Aim of the task — No record may be omitted; give all of them again exactly.

━━━━━━━━━━

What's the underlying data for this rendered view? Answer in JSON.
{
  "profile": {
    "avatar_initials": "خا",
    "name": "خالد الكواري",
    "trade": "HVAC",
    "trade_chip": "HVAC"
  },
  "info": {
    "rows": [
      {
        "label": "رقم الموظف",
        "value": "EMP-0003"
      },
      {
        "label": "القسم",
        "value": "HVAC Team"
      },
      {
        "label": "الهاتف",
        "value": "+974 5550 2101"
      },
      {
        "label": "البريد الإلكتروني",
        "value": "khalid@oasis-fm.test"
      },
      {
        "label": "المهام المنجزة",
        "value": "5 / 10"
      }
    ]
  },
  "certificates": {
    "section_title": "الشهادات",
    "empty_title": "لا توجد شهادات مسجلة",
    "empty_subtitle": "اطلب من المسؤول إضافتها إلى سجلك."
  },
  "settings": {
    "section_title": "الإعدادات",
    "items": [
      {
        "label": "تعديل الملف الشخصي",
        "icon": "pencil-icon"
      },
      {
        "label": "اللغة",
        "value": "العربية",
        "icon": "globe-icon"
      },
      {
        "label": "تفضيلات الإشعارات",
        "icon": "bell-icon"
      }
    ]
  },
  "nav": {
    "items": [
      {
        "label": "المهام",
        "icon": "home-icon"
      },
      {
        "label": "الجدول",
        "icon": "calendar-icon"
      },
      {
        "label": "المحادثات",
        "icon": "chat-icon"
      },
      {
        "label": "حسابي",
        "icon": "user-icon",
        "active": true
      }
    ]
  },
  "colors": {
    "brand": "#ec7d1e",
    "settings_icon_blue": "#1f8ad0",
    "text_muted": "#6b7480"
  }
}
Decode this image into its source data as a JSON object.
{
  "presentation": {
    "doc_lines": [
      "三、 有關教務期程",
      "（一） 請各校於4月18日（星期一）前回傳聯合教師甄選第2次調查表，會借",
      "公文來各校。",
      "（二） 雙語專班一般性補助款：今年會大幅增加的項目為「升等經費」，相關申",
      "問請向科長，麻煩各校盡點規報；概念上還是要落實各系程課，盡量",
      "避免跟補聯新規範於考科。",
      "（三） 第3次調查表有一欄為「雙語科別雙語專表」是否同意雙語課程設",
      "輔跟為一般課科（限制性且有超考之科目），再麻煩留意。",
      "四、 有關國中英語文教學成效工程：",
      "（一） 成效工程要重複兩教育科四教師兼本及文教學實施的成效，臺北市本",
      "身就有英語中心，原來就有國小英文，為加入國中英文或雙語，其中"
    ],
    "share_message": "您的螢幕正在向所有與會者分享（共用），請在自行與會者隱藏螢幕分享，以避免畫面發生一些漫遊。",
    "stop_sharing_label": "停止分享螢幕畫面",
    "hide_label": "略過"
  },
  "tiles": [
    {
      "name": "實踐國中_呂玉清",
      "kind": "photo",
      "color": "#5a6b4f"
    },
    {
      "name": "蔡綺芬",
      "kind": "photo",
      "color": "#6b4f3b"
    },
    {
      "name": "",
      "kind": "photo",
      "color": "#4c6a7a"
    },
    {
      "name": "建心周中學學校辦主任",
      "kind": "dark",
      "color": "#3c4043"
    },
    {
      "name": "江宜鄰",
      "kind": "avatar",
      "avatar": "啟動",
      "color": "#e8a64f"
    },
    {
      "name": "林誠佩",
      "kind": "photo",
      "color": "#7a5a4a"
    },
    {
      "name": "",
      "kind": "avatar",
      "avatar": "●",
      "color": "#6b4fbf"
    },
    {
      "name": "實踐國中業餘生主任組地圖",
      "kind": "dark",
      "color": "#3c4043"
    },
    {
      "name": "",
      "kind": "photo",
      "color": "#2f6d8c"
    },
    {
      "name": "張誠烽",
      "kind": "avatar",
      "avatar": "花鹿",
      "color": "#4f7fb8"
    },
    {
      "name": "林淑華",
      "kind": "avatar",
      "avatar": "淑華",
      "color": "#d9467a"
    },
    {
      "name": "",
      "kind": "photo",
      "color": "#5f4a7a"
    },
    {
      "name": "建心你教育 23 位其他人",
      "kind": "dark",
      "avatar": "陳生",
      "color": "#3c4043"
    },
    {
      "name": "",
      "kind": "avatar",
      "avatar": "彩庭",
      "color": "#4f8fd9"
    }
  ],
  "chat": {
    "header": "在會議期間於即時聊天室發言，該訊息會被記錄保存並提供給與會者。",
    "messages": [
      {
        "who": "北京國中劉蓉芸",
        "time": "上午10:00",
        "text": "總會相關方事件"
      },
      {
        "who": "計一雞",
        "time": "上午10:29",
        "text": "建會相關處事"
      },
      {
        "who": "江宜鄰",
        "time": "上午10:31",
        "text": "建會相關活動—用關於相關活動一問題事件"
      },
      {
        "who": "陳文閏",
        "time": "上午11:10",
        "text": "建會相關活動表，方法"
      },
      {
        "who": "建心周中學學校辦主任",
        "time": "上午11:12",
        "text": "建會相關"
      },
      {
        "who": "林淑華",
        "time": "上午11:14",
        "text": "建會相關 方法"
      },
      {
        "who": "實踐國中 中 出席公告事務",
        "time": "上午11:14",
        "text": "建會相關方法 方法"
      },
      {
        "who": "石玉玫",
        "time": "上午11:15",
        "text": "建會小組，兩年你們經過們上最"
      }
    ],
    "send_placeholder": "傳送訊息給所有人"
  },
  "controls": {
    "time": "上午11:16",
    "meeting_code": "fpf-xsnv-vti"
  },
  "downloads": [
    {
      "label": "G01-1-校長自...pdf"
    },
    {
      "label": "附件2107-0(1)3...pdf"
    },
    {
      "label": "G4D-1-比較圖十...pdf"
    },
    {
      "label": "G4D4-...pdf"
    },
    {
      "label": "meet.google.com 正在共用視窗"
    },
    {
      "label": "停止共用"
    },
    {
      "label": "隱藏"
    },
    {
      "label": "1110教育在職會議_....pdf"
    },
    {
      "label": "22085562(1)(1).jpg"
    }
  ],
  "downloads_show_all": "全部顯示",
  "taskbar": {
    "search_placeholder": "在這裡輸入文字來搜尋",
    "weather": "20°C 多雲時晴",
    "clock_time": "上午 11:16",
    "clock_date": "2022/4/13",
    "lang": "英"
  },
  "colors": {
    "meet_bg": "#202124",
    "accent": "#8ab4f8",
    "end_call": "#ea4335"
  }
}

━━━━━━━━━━

Exercise solution —
What's the underlying data for this rendered view? Answer in JSON.
{
  "profile": {
    "avatar_initials": "خا",
    "name": "خالد الكواري",
    "trade": "HVAC",
    "trade_chip": "HVAC"
  },
  "info": {
    "rows": [
      {
        "label": "رقم الموظف",
        "value": "EMP-0003"
      },
      {
        "label": "القسم",
        "value": "HVAC Team"
      },
      {
        "label": "الهاتف",
        "value": "+974 5550 2101"
      },
      {
        "label": "البريد الإلكتروني",
        "value": "khalid@oasis-fm.test"
      },
      {
        "label": "المهام المنجزة",
        "value": "5 / 10"
      }
    ]
  },
  "certificates": {
    "section_title": "الشهادات",
    "empty_title": "لا توجد شهادات مسجلة",
    "empty_subtitle": "اطلب من المسؤول إضافتها إلى سجلك."
  },
  "settings": {
    "section_title": "الإعدادات",
    "items": [
      {
        "label": "تعديل الملف الشخصي",
        "icon": "pencil-icon"
      },
      {
        "label": "اللغة",
        "value": "العربية",
        "icon": "globe-icon"
      },
      {
        "label": "تفضيلات الإشعارات",
        "icon": "bell-icon"
      }
    ]
  },
  "nav": {
    "items": [
      {
        "label": "المهام",
        "icon": "home-icon"
      },
      {
        "label": "الجدول",
        "icon": "calendar-icon"
      },
      {
        "label": "المحادثات",
        "icon": "chat-icon"
      },
      {
        "label": "حسابي",
        "icon": "user-icon",
        "active": true
      }
    ]
  },
  "colors": {
    "brand": "#ec7d1e",
    "settings_icon_blue": "#1f8ad0",
    "text_muted": "#6b7480"
  }
}
Decode this image into its source data as a JSON object.
{
  "presentation": {
    "doc_lines": [
      "三、 有關教務期程",
      "（一） 請各校於4月18日（星期一）前回傳聯合教師甄選第2次調查表，會借",
      "公文來各校。",
      "（二） 雙語專班一般性補助款：今年會大幅增加的項目為「升等經費」，相關申",
      "問請向科長，麻煩各校盡點規報；概念上還是要落實各系程課，盡量",
      "避免跟補聯新規範於考科。",
      "（三） 第3次調查表有一欄為「雙語科別雙語專表」是否同意雙語課程設",
      "輔跟為一般課科（限制性且有超考之科目），再麻煩留意。",
      "四、 有關國中英語文教學成效工程：",
      "（一） 成效工程要重複兩教育科四教師兼本及文教學實施的成效，臺北市本",
      "身就有英語中心，原來就有國小英文，為加入國中英文或雙語，其中"
    ],
    "share_message": "您的螢幕正在向所有與會者分享（共用），請在自行與會者隱藏螢幕分享，以避免畫面發生一些漫遊。",
    "stop_sharing_label": "停止分享螢幕畫面",
    "hide_label": "略過"
  },
  "tiles": [
    {
      "name": "實踐國中_呂玉清",
      "kind": "photo",
      "color": "#5a6b4f"
    },
    {
      "name": "蔡綺芬",
      "kind": "photo",
      "color": "#6b4f3b"
    },
    {
      "name": "",
      "kind": "photo",
      "color": "#4c6a7a"
    },
    {
      "name": "建心周中學學校辦主任",
      "kind": "dark",
      "color": "#3c4043"
    },
    {
      "name": "江宜鄰",
      "kind": "avatar",
      "avatar": "啟動",
      "color": "#e8a64f"
    },
    {
      "name": "林誠佩",
      "kind": "photo",
      "color": "#7a5a4a"
    },
    {
      "name": "",
      "kind": "avatar",
      "avatar": "●",
      "color": "#6b4fbf"
    },
    {
      "name": "實踐國中業餘生主任組地圖",
      "kind": "dark",
      "color": "#3c4043"
    },
    {
      "name": "",
      "kind": "photo",
      "color": "#2f6d8c"
    },
    {
      "name": "張誠烽",
      "kind": "avatar",
      "avatar": "花鹿",
      "color": "#4f7fb8"
    },
    {
      "name": "林淑華",
      "kind": "avatar",
      "avatar": "淑華",
      "color": "#d9467a"
    },
    {
      "name": "",
      "kind": "photo",
      "color": "#5f4a7a"
    },
    {
      "name": "建心你教育 23 位其他人",
      "kind": "dark",
      "avatar": "陳生",
      "color": "#3c4043"
    },
    {
      "name": "",
      "kind": "avatar",
      "avatar": "彩庭",
      "color": "#4f8fd9"
    }
  ],
  "chat": {
    "header": "在會議期間於即時聊天室發言，該訊息會被記錄保存並提供給與會者。",
    "messages": [
      {
        "who": "北京國中劉蓉芸",
        "time": "上午10:00",
        "text": "總會相關方事件"
      },
      {
        "who": "計一雞",
        "time": "上午10:29",
        "text": "建會相關處事"
      },
      {
        "who": "江宜鄰",
        "time": "上午10:31",
        "text": "建會相關活動—用關於相關活動一問題事件"
      },
      {
        "who": "陳文閏",
        "time": "上午11:10",
        "text": "建會相關活動表，方法"
      },
      {
        "who": "建心周中學學校辦主任",
        "time": "上午11:12",
        "text": "建會相關"
      },
      {
        "who": "林淑華",
        "time": "上午11:14",
        "text": "建會相關 方法"
      },
      {
        "who": "實踐國中 中 出席公告事務",
        "time": "上午11:14",
        "text": "建會相關方法 方法"
      },
      {
        "who": "石玉玫",
        "time": "上午11:15",
        "text": "建會小組，兩年你們經過們上最"
      }
    ],
    "send_placeholder": "傳送訊息給所有人"
  },
  "controls": {
    "time": "上午11:16",
    "meeting_code": "fpf-xsnv-vti"
  },
  "downloads": [
    {
      "label": "G01-1-校長自...pdf"
    },
    {
      "label": "附件2107-0(1)3...pdf"
    },
    {
      "label": "G4D-1-比較圖十...pdf"
    },
    {
      "label": "G4D4-...pdf"
    },
    {
      "label": "meet.google.com 正在共用視窗"
    },
    {
      "label": "停止共用"
    },
    {
      "label": "隱藏"
    },
    {
      "label": "1110教育在職會議_....pdf"
    },
    {
      "label": "22085562(1)(1).jpg"
    }
  ],
  "downloads_show_all": "全部顯示",
  "taskbar": {
    "search_placeholder": "在這裡輸入文字來搜尋",
    "weather": "20°C 多雲時晴",
    "clock_time": "上午 11:16",
    "clock_date": "2022/4/13",
    "lang": "英"
  },
  "colors": {
    "meet_bg": "#202124",
    "accent": "#8ab4f8",
    "end_call": "#ea4335"
  }
}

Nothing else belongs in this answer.